When it comes to good health, there’s one D that is vital to your health — vitamin D. It helps our body absorb and use calcium to build and maintain bones and teeth, and interacts with our immune system, muscle and nerves to maintain our health.

As we age, our risk of osteoporosis (bone thinning) increases because we decrease our ingestion of milk and other foods fortified with calcium and vitamin D. But, our bodies provide us with vitamin D by producing it when our skin is exposed to ultraviolet light (vitamin D is called the “Sunshine” vitamin). We are fortunate to live in Arizona, as we are blessed with more than adequate sunshine year-round. Our relatives in Northern climes may not be able to produce vitamin D during the cloudy winter months when they’re either sitting inside or are outdoors bundled up with very little skin exposure. Fortunately, these folks should be fine during the winter as long as they maintain a good diet, which brings us to vitamin D content and supplementation of food, and the use of multivitamin tablets.

When considering taking vitamin D to supplement your diet, be sure to include calcium-containing foods, use current guidelines for recommended dietary allowance and read the labels. For most adults, at least 600 IUs (International Units) of vitamin D each day will maintain bone health. Those age 70 and older need as much as 800 IUs daily.
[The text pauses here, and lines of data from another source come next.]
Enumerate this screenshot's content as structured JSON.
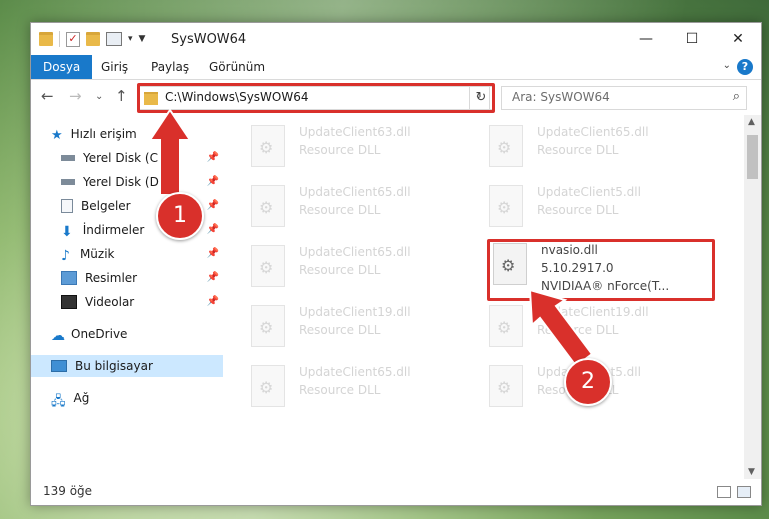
{
  "window": {
    "title": "SysWOW64"
  },
  "ribbon": {
    "tabs": [
      "Dosya",
      "Giriş",
      "Paylaş",
      "Görünüm"
    ]
  },
  "navigation": {
    "address": "C:\\Windows\\SysWOW64",
    "search_placeholder": "Ara: SysWOW64"
  },
  "sidebar": {
    "items": [
      {
        "label": "Hızlı erişim",
        "icon": "star-icon"
      },
      {
        "label": "Yerel Disk (C:)",
        "icon": "drive-icon",
        "pinned": true
      },
      {
        "label": "Yerel Disk (D:)",
        "icon": "drive-icon",
        "pinned": true
      },
      {
        "label": "Belgeler",
        "icon": "documents-icon",
        "pinned": true
      },
      {
        "label": "İndirmeler",
        "icon": "download-icon",
        "pinned": true
      },
      {
        "label": "Müzik",
        "icon": "music-icon",
        "pinned": true
      },
      {
        "label": "Resimler",
        "icon": "pictures-icon",
        "pinned": true
      },
      {
        "label": "Videolar",
        "icon": "videos-icon",
        "pinned": true
      },
      {
        "label": "OneDrive",
        "icon": "cloud-icon"
      },
      {
        "label": "Bu bilgisayar",
        "icon": "computer-icon",
        "selected": true
      },
      {
        "label": "Ağ",
        "icon": "network-icon"
      }
    ]
  },
  "files": [
    {
      "name": "UpdateClient63.dll",
      "desc": "Resource DLL"
    },
    {
      "name": "UpdateClient65.dll",
      "desc": "Resource DLL"
    },
    {
      "name": "UpdateClient65.dll",
      "desc": "Resource DLL"
    },
    {
      "name": "UpdateClient5.dll",
      "desc": "Resource DLL"
    },
    {
      "name": "UpdateClient65.dll",
      "desc": "Resource DLL"
    },
    {
      "name": "nvasio.dll",
      "version": "5.10.2917.0",
      "desc": "NVIDIAA® nForce(T..."
    },
    {
      "name": "UpdateClient19.dll",
      "desc": "Resource DLL"
    },
    {
      "name": "UpdateClient19.dll",
      "desc": "Resource DLL"
    },
    {
      "name": "UpdateClient65.dll",
      "desc": "Resource DLL"
    },
    {
      "name": "UpdateClient5.dll",
      "desc": "Resource DLL"
    }
  ],
  "status": {
    "count": "139 öğe"
  },
  "annotations": {
    "step1": "1",
    "step2": "2"
  },
  "colors": {
    "highlight": "#d9302b",
    "accent": "#1979ca",
    "selected": "#cce8ff"
  }
}
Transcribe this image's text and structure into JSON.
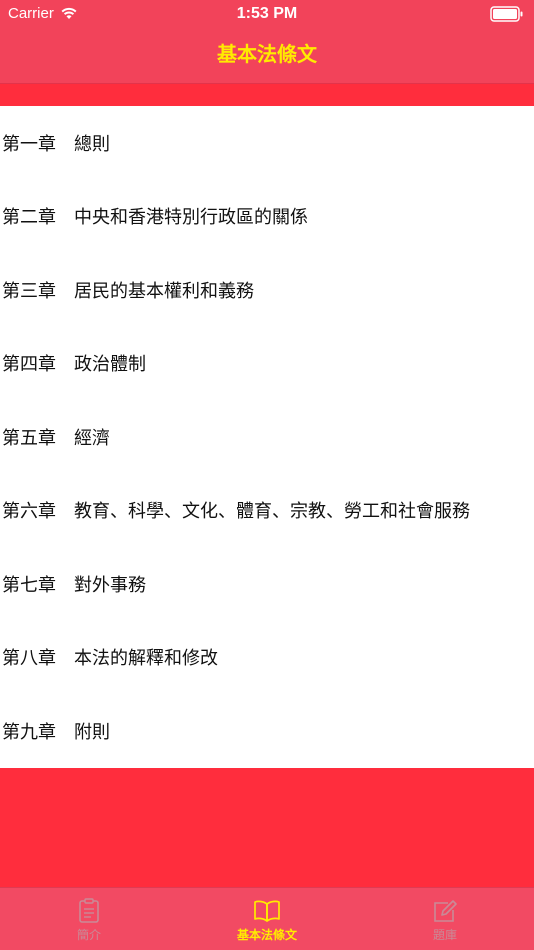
{
  "status_bar": {
    "carrier": "Carrier",
    "time": "1:53 PM"
  },
  "nav": {
    "title": "基本法條文"
  },
  "chapters": [
    {
      "number": "第一章",
      "title": "總則"
    },
    {
      "number": "第二章",
      "title": "中央和香港特別行政區的關係"
    },
    {
      "number": "第三章",
      "title": "居民的基本權利和義務"
    },
    {
      "number": "第四章",
      "title": "政治體制"
    },
    {
      "number": "第五章",
      "title": "經濟"
    },
    {
      "number": "第六章",
      "title": "教育、科學、文化、體育、宗教、勞工和社會服務"
    },
    {
      "number": "第七章",
      "title": "對外事務"
    },
    {
      "number": "第八章",
      "title": "本法的解釋和修改"
    },
    {
      "number": "第九章",
      "title": "附則"
    }
  ],
  "tabbar": {
    "tabs": [
      {
        "label": "簡介",
        "icon": "clipboard-icon",
        "active": false
      },
      {
        "label": "基本法條文",
        "icon": "book-icon",
        "active": true
      },
      {
        "label": "題庫",
        "icon": "edit-icon",
        "active": false
      }
    ]
  },
  "colors": {
    "nav_background": "#f2435a",
    "page_background": "#ff2d3d",
    "title_yellow": "#ffeb00",
    "tab_inactive": "#c98a97"
  }
}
Foods, of course, are excellent sources of vitamin D. A serving of cold water fish (only 3 ounces of salmon or tuna) may have 300-400 IUs, and foods fortified with vitamin D, such as cereals and milk (milk or fortified orange juice, can provide 100 IUs per cup).

Women have recognized that during perimenopause and menopause there may be accelerated bone loss leading to the risk of osteoporosis. Combine this with aging, decreased vitamin D and calcium intake and decreased estrogen production, and the stage is set for osteoporosis. Interestingly, in the last 20 years, studies have demonstrated that men had a decrease in their levels of vitamin D, while women have shown no decline. This is probably due to women heeding the dietary recommendations and increasing their use of calcium and vitamin D supplementation.

Now, about that sunshine.  Skin types (dark skin vs. fair), aging, smog, cloud cover, use of sunscreens, as well as the risks of sun exposure, make it next to impossible to reassure someone that he or she will safely produce sufficient vitamin D. Instead, it is recommended that you limit your sun exposure, without sunscreen, to your face, arms back and legs for 5-10 minutes, twice a week between the hours of 10 a.m. and 3 p.m.  But, remember that the sun’s rays can damage skin and cause skin cancer. Beware of thinking that if a little is good for you, a lot may be better, as that is surely not the case.

If you’re healthy, eat a well-balanced diet and spend at least a little time outdoors each week, you’re probably just fine. If you have questions, be sure to talk to your doctor about vitamin D and calcium supplements before you begin taking any because too much of anything can be harmful.